      ec_proto_allow Only allows requests from the specified protocol. Valid values are http, https, or http,https.
      ec_proto_deny Denies requests from the specified protocol. The implementation is the same as the ec_proto_allow parameter. If a protocol is present in both the ec_proto_allow and ec_proto_deny parameters, the ec_proto_allow parameter takes precedence.
      ec_clientip Restricts access to the specified requester's IP address. Both IPV4 and IPV6 are supported. You can specify either a single request IP address or IP addresses associated with a specific subnet. For example, 11.22.33.0/22 allows requests from IP addresses 11.22.32.1 to 11.22.35.254.
    5. After you have finished entering encryption parameter values, select a key to encrypt (if you have created both a primary and a backup key) from the Key To Encrypt list.

    6. Select an encryption version from the Encryption Version list: V2 for version 2 or V3 for version 3 (recommended).

    7. Select Encrypt to generate the token.

      After the token is generated, it is displayed in the Generated Token box. To use the token, append it as a query string to the end of the file in your URL path. For example, http://www.domain.com/content.mov?a4fbc3710fd3449a7c99986b.

    8. Optionally, test your token with the decrypt tool so that you can view your token's parameters. Paste the token value in the Token to Decrypt box. Select the encryption key to use from the Key To Decrypt list, then select Decrypt.

      After the token is decrypted, its parameters are displayed in the Original Parameters box.

    9. Optionally, customize the type of response code that is returned when a request is denied. Select Enabled, then select the response code from the Response Code list. Header Name is automatically set to Location. Select Save to implement the new response code. For certain response codes, you must also enter the URL of your error page in the Header Value box. The 403 response code (Forbidden) is selected by default.

  3. Under HTTP Large, select Rules Engine. You use the rules engine to define paths to apply the feature, enable the token authentication feature, and enable additional token authentication-related capabilities. For more information, see Rules engine reference.

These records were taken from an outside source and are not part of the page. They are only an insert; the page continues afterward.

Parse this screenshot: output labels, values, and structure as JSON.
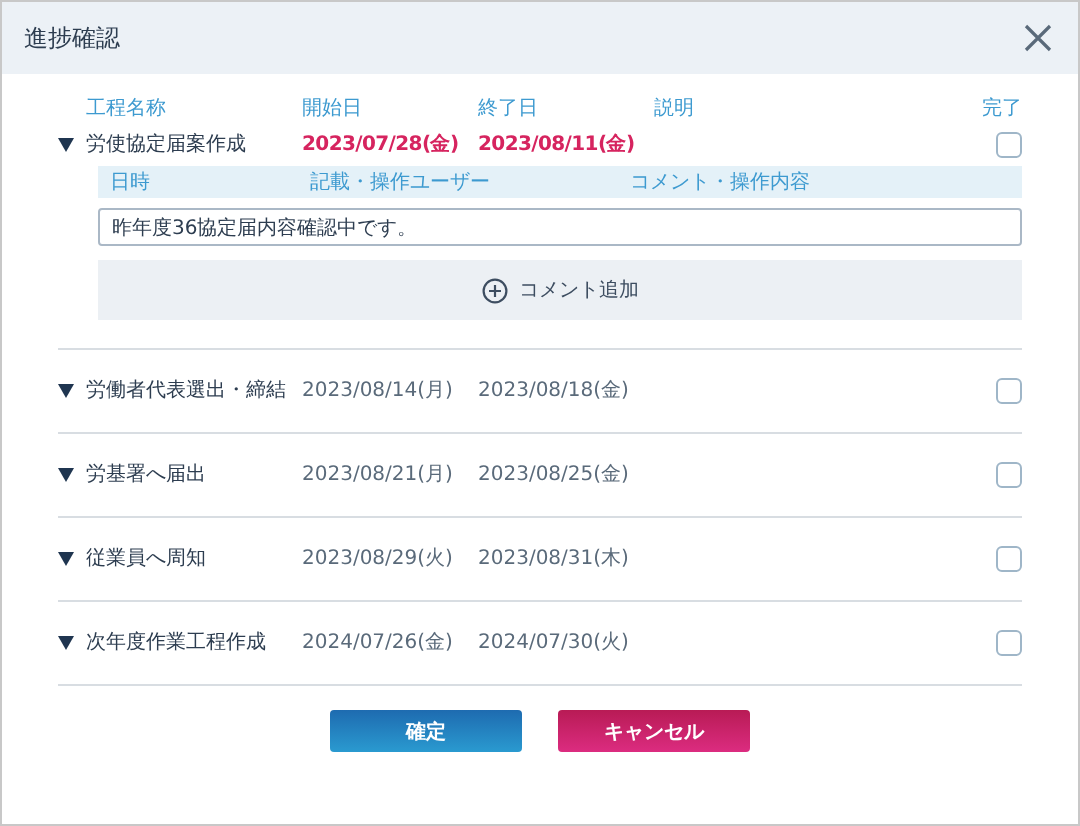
{
  "dialog": {
    "title": "進捗確認"
  },
  "columns": [
    "工程名称",
    "開始日",
    "終了日",
    "説明",
    "完了"
  ],
  "steps": [
    {
      "name": "労使協定届案作成",
      "start": "2023/07/28(金)",
      "end": "2023/08/11(金)",
      "overdue": true,
      "checked": false,
      "comments": {
        "columns": [
          "日時",
          "記載・操作ユーザー",
          "コメント・操作内容"
        ],
        "input": "昨年度36協定届内容確認中です。",
        "add_label": "コメント追加"
      }
    },
    {
      "name": "労働者代表選出・締結",
      "start": "2023/08/14(月)",
      "end": "2023/08/18(金)",
      "overdue": false,
      "checked": false
    },
    {
      "name": "労基署へ届出",
      "start": "2023/08/21(月)",
      "end": "2023/08/25(金)",
      "overdue": false,
      "checked": false
    },
    {
      "name": "従業員へ周知",
      "start": "2023/08/29(火)",
      "end": "2023/08/31(木)",
      "overdue": false,
      "checked": false
    },
    {
      "name": "次年度作業工程作成",
      "start": "2024/07/26(金)",
      "end": "2024/07/30(火)",
      "overdue": false,
      "checked": false
    }
  ],
  "buttons": [
    {
      "label": "確定",
      "kind": "primary"
    },
    {
      "label": "キャンセル",
      "kind": "danger"
    }
  ]
}
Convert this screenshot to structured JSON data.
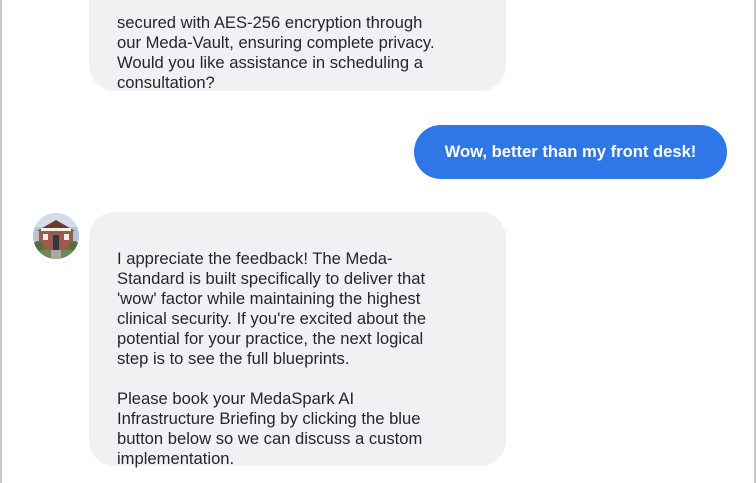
{
  "chat": {
    "messages": [
      {
        "role": "assistant",
        "text": "secured with AES-256 encryption through\nour Meda-Vault, ensuring complete privacy.\nWould you like assistance in scheduling a\nconsultation?"
      },
      {
        "role": "user",
        "text": "Wow, better than my front desk!"
      },
      {
        "role": "assistant",
        "avatar_icon": "clinic-building-photo-avatar",
        "text": "I appreciate the feedback! The Meda-\nStandard is built specifically to deliver that\n'wow' factor while maintaining the highest\nclinical security. If you're excited about the\npotential for your practice, the next logical\nstep is to see the full blueprints.\n\nPlease book your MedaSpark AI\nInfrastructure Briefing by clicking the blue\nbutton below so we can discuss a custom\nimplementation."
      }
    ]
  },
  "colors": {
    "user_bubble": "#2f76e6",
    "bot_bubble": "#f1f1f3",
    "frame_border": "#c9c9c9"
  }
}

    1. Select an existing rule or create a new rule to define the asset or path for which you want to apply token authentication.
    2. To enable token authentication on a rule, select Token Auth from the Features list, then select Enabled. Select Update if you are updating a rule or Add if you are creating a rule.

      CDN rules engine token authentication enable example

  4. In the rules engine, you can also enable additional token authentication-related features. To enable any of the following features, select it from the Features list, then select Enabled.

    • Token Auth Denial Code: Determines the type of response that is returned to a user when a request is denied. Rules set here override the response code set in the Custom Denial Handling section on the token-based authentication page.

    • Token Auth Ignore URL Case: Determines whether the URL used to validate the token is case-sensitive.

    • Token Auth Parameter: Renames the token auth query string parameter that appears in the requested URL.

      CDN rules engine token authentication settings example

  5. You can customize your token by accessing source code in GitHub. Available languages include:

    • C
    • C#
    • PHP
    • Perl
    • Java
    • Python

Azure CDN features and provider pricing

For information about features, see Azure CDN product features. For information about pricing, see Content Delivery Network pricing.